> _Task goal_: Below are records to repeat exactly; copy them without the pictures.

> _Input_:
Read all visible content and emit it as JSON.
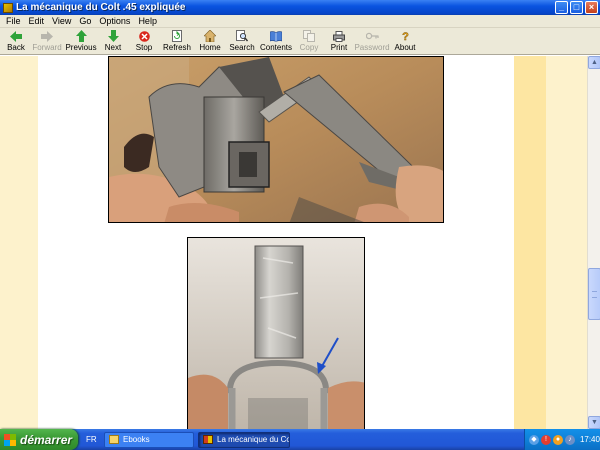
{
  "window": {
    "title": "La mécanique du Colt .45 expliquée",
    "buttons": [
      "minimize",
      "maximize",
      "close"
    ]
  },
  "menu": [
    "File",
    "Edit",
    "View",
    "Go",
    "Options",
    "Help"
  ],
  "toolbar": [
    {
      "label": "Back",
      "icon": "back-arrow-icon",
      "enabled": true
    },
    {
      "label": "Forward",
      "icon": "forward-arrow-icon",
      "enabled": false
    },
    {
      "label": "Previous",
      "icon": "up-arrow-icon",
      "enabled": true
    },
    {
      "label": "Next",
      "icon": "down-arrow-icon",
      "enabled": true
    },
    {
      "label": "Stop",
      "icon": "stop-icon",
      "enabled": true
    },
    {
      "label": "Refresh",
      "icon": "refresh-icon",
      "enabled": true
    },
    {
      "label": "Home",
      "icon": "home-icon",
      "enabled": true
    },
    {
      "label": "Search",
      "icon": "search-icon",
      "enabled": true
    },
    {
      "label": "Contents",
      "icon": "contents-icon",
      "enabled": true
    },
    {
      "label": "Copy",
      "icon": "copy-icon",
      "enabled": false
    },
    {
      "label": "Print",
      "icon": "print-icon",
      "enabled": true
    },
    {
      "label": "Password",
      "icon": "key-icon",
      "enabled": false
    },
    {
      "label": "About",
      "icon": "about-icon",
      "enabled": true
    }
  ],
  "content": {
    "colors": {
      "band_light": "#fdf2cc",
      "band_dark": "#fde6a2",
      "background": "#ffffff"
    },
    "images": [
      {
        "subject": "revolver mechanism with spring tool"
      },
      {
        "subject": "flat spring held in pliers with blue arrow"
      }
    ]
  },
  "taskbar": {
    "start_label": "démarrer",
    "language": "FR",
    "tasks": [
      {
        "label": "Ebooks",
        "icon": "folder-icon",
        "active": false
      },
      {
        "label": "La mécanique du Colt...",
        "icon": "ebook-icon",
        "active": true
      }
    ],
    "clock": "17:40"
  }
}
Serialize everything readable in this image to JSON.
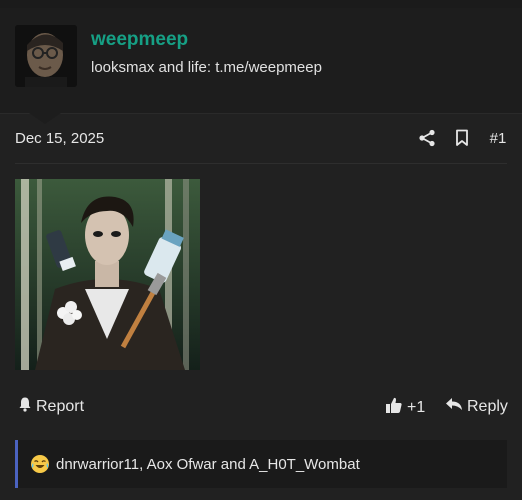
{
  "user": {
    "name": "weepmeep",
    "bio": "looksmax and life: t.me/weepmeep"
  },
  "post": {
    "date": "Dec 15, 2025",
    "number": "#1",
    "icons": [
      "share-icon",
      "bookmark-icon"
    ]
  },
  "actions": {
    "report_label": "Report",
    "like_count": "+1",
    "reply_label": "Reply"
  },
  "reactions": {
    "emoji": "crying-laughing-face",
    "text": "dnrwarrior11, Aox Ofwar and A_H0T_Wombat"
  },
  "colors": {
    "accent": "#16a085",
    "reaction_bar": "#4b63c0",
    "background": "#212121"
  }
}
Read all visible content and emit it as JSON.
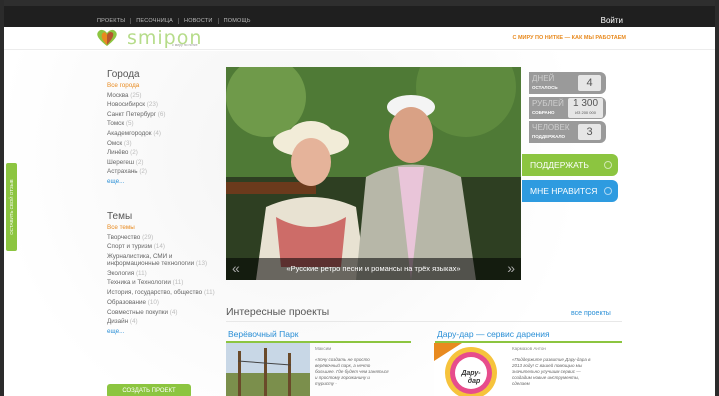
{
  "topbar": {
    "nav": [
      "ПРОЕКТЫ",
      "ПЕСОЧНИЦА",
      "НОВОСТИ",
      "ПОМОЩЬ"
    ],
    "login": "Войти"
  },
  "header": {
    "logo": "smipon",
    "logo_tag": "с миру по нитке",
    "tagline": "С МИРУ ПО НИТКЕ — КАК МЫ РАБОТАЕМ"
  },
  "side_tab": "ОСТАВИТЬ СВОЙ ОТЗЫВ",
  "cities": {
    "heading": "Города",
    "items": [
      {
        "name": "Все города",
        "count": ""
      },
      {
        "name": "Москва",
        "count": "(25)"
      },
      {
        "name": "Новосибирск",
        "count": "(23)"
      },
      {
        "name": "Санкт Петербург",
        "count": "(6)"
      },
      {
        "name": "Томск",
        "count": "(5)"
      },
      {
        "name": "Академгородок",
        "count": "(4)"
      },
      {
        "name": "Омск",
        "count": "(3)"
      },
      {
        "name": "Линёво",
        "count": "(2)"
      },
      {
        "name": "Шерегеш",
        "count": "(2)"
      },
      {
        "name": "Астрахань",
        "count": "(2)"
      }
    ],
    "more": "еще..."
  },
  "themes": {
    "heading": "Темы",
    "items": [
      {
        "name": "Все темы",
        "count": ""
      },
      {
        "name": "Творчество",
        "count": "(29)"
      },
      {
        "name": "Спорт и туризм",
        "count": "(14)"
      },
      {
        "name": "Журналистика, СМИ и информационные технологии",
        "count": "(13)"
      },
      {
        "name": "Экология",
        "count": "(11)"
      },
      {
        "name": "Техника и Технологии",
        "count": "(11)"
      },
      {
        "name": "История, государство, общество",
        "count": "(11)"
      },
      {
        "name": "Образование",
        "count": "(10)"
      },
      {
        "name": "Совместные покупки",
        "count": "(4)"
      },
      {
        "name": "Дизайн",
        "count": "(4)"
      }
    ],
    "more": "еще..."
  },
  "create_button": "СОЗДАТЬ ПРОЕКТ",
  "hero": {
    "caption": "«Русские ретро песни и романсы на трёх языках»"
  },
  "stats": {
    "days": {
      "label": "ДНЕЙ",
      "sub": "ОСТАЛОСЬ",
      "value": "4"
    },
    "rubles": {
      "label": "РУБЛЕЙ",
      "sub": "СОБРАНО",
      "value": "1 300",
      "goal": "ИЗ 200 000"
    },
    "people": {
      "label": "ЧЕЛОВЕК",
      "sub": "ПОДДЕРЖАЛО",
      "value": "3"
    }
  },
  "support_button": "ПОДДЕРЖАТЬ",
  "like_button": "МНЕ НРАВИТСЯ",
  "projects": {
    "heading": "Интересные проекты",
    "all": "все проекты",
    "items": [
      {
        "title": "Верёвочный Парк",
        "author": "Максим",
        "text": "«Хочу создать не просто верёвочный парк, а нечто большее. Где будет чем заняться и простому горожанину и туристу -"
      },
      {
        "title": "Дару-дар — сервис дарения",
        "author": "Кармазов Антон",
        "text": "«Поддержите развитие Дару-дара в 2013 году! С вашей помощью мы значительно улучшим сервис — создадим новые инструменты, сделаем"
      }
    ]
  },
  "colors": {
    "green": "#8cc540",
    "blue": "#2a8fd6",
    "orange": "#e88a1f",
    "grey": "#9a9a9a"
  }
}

> _Completed exercise_:
Read all visible content and emit it as JSON.
{
  "window": {
    "title": "La mécanique du Colt .45 expliquée",
    "buttons": [
      "minimize",
      "maximize",
      "close"
    ]
  },
  "menu": [
    "File",
    "Edit",
    "View",
    "Go",
    "Options",
    "Help"
  ],
  "toolbar": [
    {
      "label": "Back",
      "icon": "back-arrow-icon",
      "enabled": true
    },
    {
      "label": "Forward",
      "icon": "forward-arrow-icon",
      "enabled": false
    },
    {
      "label": "Previous",
      "icon": "up-arrow-icon",
      "enabled": true
    },
    {
      "label": "Next",
      "icon": "down-arrow-icon",
      "enabled": true
    },
    {
      "label": "Stop",
      "icon": "stop-icon",
      "enabled": true
    },
    {
      "label": "Refresh",
      "icon": "refresh-icon",
      "enabled": true
    },
    {
      "label": "Home",
      "icon": "home-icon",
      "enabled": true
    },
    {
      "label": "Search",
      "icon": "search-icon",
      "enabled": true
    },
    {
      "label": "Contents",
      "icon": "contents-icon",
      "enabled": true
    },
    {
      "label": "Copy",
      "icon": "copy-icon",
      "enabled": false
    },
    {
      "label": "Print",
      "icon": "print-icon",
      "enabled": true
    },
    {
      "label": "Password",
      "icon": "key-icon",
      "enabled": false
    },
    {
      "label": "About",
      "icon": "about-icon",
      "enabled": true
    }
  ],
  "content": {
    "colors": {
      "band_light": "#fdf2cc",
      "band_dark": "#fde6a2",
      "background": "#ffffff"
    },
    "images": [
      {
        "subject": "revolver mechanism with spring tool"
      },
      {
        "subject": "flat spring held in pliers with blue arrow"
      }
    ]
  },
  "taskbar": {
    "start_label": "démarrer",
    "language": "FR",
    "tasks": [
      {
        "label": "Ebooks",
        "icon": "folder-icon",
        "active": false
      },
      {
        "label": "La mécanique du Colt...",
        "icon": "ebook-icon",
        "active": true
      }
    ],
    "clock": "17:40"
  }
}
Serialize everything readable in this image to JSON.
{
  "user": {
    "name": "weepmeep",
    "bio": "looksmax and life: t.me/weepmeep"
  },
  "post": {
    "date": "Dec 15, 2025",
    "number": "#1",
    "icons": [
      "share-icon",
      "bookmark-icon"
    ]
  },
  "actions": {
    "report_label": "Report",
    "like_count": "+1",
    "reply_label": "Reply"
  },
  "reactions": {
    "emoji": "crying-laughing-face",
    "text": "dnrwarrior11, Aox Ofwar and A_H0T_Wombat"
  },
  "colors": {
    "accent": "#16a085",
    "reaction_bar": "#4b63c0",
    "background": "#212121"
  }
}
Read all visible content and emit it as JSON.
{
  "topbar": {
    "nav": [
      "ПРОЕКТЫ",
      "ПЕСОЧНИЦА",
      "НОВОСТИ",
      "ПОМОЩЬ"
    ],
    "login": "Войти"
  },
  "header": {
    "logo": "smipon",
    "logo_tag": "с миру по нитке",
    "tagline": "С МИРУ ПО НИТКЕ — КАК МЫ РАБОТАЕМ"
  },
  "side_tab": "ОСТАВИТЬ СВОЙ ОТЗЫВ",
  "cities": {
    "heading": "Города",
    "items": [
      {
        "name": "Все города",
        "count": ""
      },
      {
        "name": "Москва",
        "count": "(25)"
      },
      {
        "name": "Новосибирск",
        "count": "(23)"
      },
      {
        "name": "Санкт Петербург",
        "count": "(6)"
      },
      {
        "name": "Томск",
        "count": "(5)"
      },
      {
        "name": "Академгородок",
        "count": "(4)"
      },
      {
        "name": "Омск",
        "count": "(3)"
      },
      {
        "name": "Линёво",
        "count": "(2)"
      },
      {
        "name": "Шерегеш",
        "count": "(2)"
      },
      {
        "name": "Астрахань",
        "count": "(2)"
      }
    ],
    "more": "еще..."
  },
  "themes": {
    "heading": "Темы",
    "items": [
      {
        "name": "Все темы",
        "count": ""
      },
      {
        "name": "Творчество",
        "count": "(29)"
      },
      {
        "name": "Спорт и туризм",
        "count": "(14)"
      },
      {
        "name": "Журналистика, СМИ и информационные технологии",
        "count": "(13)"
      },
      {
        "name": "Экология",
        "count": "(11)"
      },
      {
        "name": "Техника и Технологии",
        "count": "(11)"
      },
      {
        "name": "История, государство, общество",
        "count": "(11)"
      },
      {
        "name": "Образование",
        "count": "(10)"
      },
      {
        "name": "Совместные покупки",
        "count": "(4)"
      },
      {
        "name": "Дизайн",
        "count": "(4)"
      }
    ],
    "more": "еще..."
  },
  "create_button": "СОЗДАТЬ ПРОЕКТ",
  "hero": {
    "caption": "«Русские ретро песни и романсы на трёх языках»"
  },
  "stats": {
    "days": {
      "label": "ДНЕЙ",
      "sub": "ОСТАЛОСЬ",
      "value": "4"
    },
    "rubles": {
      "label": "РУБЛЕЙ",
      "sub": "СОБРАНО",
      "value": "1 300",
      "goal": "ИЗ 200 000"
    },
    "people": {
      "label": "ЧЕЛОВЕК",
      "sub": "ПОДДЕРЖАЛО",
      "value": "3"
    }
  },
  "support_button": "ПОДДЕРЖАТЬ",
  "like_button": "МНЕ НРАВИТСЯ",
  "projects": {
    "heading": "Интересные проекты",
    "all": "все проекты",
    "items": [
      {
        "title": "Верёвочный Парк",
        "author": "Максим",
        "text": "«Хочу создать не просто верёвочный парк, а нечто большее. Где будет чем заняться и простому горожанину и туристу -"
      },
      {
        "title": "Дару-дар — сервис дарения",
        "author": "Кармазов Антон",
        "text": "«Поддержите развитие Дару-дара в 2013 году! С вашей помощью мы значительно улучшим сервис — создадим новые инструменты, сделаем"
      }
    ]
  },
  "colors": {
    "green": "#8cc540",
    "blue": "#2a8fd6",
    "orange": "#e88a1f",
    "grey": "#9a9a9a"
  }
}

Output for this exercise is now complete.